## [Activity]
What you print must match the data line for line.

Records for the exercise: Begin

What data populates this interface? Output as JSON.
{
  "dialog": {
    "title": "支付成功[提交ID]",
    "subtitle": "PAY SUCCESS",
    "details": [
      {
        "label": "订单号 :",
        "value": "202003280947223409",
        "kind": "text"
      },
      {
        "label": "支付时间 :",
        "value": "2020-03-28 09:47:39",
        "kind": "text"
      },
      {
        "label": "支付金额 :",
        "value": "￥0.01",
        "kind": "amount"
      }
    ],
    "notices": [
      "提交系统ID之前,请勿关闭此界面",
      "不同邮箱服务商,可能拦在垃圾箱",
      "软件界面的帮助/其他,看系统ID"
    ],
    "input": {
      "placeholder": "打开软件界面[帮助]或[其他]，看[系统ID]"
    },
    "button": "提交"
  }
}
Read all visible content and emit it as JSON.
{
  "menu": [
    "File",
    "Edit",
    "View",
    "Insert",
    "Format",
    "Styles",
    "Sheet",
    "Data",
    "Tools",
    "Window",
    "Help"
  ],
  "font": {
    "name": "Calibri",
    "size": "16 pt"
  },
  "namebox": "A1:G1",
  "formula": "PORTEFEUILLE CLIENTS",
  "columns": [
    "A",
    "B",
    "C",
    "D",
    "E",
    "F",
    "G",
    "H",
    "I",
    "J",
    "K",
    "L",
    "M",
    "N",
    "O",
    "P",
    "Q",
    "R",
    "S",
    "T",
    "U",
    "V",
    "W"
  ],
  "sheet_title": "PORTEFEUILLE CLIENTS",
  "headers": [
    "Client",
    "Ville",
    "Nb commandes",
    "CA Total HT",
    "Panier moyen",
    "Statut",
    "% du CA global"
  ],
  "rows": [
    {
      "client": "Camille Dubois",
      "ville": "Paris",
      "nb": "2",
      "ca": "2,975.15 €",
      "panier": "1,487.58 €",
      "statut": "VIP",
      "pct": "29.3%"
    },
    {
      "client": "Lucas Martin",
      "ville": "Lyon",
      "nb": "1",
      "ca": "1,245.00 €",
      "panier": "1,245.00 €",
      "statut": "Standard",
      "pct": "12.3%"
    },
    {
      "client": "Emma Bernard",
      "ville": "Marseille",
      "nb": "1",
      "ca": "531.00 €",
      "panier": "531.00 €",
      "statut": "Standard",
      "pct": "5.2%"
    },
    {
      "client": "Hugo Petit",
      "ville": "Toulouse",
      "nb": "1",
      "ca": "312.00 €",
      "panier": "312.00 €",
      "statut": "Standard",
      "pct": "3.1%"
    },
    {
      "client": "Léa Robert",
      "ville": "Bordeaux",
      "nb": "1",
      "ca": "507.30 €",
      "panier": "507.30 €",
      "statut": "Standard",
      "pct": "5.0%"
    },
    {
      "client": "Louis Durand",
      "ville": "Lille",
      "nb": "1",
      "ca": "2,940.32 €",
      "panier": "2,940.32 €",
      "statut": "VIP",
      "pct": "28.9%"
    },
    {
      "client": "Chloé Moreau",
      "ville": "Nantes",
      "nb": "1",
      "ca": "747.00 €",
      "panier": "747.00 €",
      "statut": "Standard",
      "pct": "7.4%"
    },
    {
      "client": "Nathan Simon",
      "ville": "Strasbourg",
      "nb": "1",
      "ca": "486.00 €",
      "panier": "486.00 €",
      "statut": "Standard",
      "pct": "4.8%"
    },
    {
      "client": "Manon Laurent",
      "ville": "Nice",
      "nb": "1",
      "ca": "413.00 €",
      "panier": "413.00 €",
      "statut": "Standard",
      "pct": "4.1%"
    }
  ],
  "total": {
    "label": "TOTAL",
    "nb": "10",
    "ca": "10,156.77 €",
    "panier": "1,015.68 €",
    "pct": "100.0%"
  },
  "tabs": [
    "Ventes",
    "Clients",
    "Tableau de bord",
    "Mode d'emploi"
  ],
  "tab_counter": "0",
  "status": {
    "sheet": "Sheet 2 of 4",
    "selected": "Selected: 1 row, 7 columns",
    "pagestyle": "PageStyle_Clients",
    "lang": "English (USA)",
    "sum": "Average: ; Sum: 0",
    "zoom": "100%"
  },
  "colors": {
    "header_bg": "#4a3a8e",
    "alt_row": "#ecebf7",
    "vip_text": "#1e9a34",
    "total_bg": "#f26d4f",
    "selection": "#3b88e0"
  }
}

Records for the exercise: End

## [Answer]
What data populates this interface? Output as JSON.
{
  "dialog": {
    "title": "支付成功[提交ID]",
    "subtitle": "PAY SUCCESS",
    "details": [
      {
        "label": "订单号 :",
        "value": "202003280947223409",
        "kind": "text"
      },
      {
        "label": "支付时间 :",
        "value": "2020-03-28 09:47:39",
        "kind": "text"
      },
      {
        "label": "支付金额 :",
        "value": "￥0.01",
        "kind": "amount"
      }
    ],
    "notices": [
      "提交系统ID之前,请勿关闭此界面",
      "不同邮箱服务商,可能拦在垃圾箱",
      "软件界面的帮助/其他,看系统ID"
    ],
    "input": {
      "placeholder": "打开软件界面[帮助]或[其他]，看[系统ID]"
    },
    "button": "提交"
  }
}
Read all visible content and emit it as JSON.
{
  "menu": [
    "File",
    "Edit",
    "View",
    "Insert",
    "Format",
    "Styles",
    "Sheet",
    "Data",
    "Tools",
    "Window",
    "Help"
  ],
  "font": {
    "name": "Calibri",
    "size": "16 pt"
  },
  "namebox": "A1:G1",
  "formula": "PORTEFEUILLE CLIENTS",
  "columns": [
    "A",
    "B",
    "C",
    "D",
    "E",
    "F",
    "G",
    "H",
    "I",
    "J",
    "K",
    "L",
    "M",
    "N",
    "O",
    "P",
    "Q",
    "R",
    "S",
    "T",
    "U",
    "V",
    "W"
  ],
  "sheet_title": "PORTEFEUILLE CLIENTS",
  "headers": [
    "Client",
    "Ville",
    "Nb commandes",
    "CA Total HT",
    "Panier moyen",
    "Statut",
    "% du CA global"
  ],
  "rows": [
    {
      "client": "Camille Dubois",
      "ville": "Paris",
      "nb": "2",
      "ca": "2,975.15 €",
      "panier": "1,487.58 €",
      "statut": "VIP",
      "pct": "29.3%"
    },
    {
      "client": "Lucas Martin",
      "ville": "Lyon",
      "nb": "1",
      "ca": "1,245.00 €",
      "panier": "1,245.00 €",
      "statut": "Standard",
      "pct": "12.3%"
    },
    {
      "client": "Emma Bernard",
      "ville": "Marseille",
      "nb": "1",
      "ca": "531.00 €",
      "panier": "531.00 €",
      "statut": "Standard",
      "pct": "5.2%"
    },
    {
      "client": "Hugo Petit",
      "ville": "Toulouse",
      "nb": "1",
      "ca": "312.00 €",
      "panier": "312.00 €",
      "statut": "Standard",
      "pct": "3.1%"
    },
    {
      "client": "Léa Robert",
      "ville": "Bordeaux",
      "nb": "1",
      "ca": "507.30 €",
      "panier": "507.30 €",
      "statut": "Standard",
      "pct": "5.0%"
    },
    {
      "client": "Louis Durand",
      "ville": "Lille",
      "nb": "1",
      "ca": "2,940.32 €",
      "panier": "2,940.32 €",
      "statut": "VIP",
      "pct": "28.9%"
    },
    {
      "client": "Chloé Moreau",
      "ville": "Nantes",
      "nb": "1",
      "ca": "747.00 €",
      "panier": "747.00 €",
      "statut": "Standard",
      "pct": "7.4%"
    },
    {
      "client": "Nathan Simon",
      "ville": "Strasbourg",
      "nb": "1",
      "ca": "486.00 €",
      "panier": "486.00 €",
      "statut": "Standard",
      "pct": "4.8%"
    },
    {
      "client": "Manon Laurent",
      "ville": "Nice",
      "nb": "1",
      "ca": "413.00 €",
      "panier": "413.00 €",
      "statut": "Standard",
      "pct": "4.1%"
    }
  ],
  "total": {
    "label": "TOTAL",
    "nb": "10",
    "ca": "10,156.77 €",
    "panier": "1,015.68 €",
    "pct": "100.0%"
  },
  "tabs": [
    "Ventes",
    "Clients",
    "Tableau de bord",
    "Mode d'emploi"
  ],
  "tab_counter": "0",
  "status": {
    "sheet": "Sheet 2 of 4",
    "selected": "Selected: 1 row, 7 columns",
    "pagestyle": "PageStyle_Clients",
    "lang": "English (USA)",
    "sum": "Average: ; Sum: 0",
    "zoom": "100%"
  },
  "colors": {
    "header_bg": "#4a3a8e",
    "alt_row": "#ecebf7",
    "vip_text": "#1e9a34",
    "total_bg": "#f26d4f",
    "selection": "#3b88e0"
  }
}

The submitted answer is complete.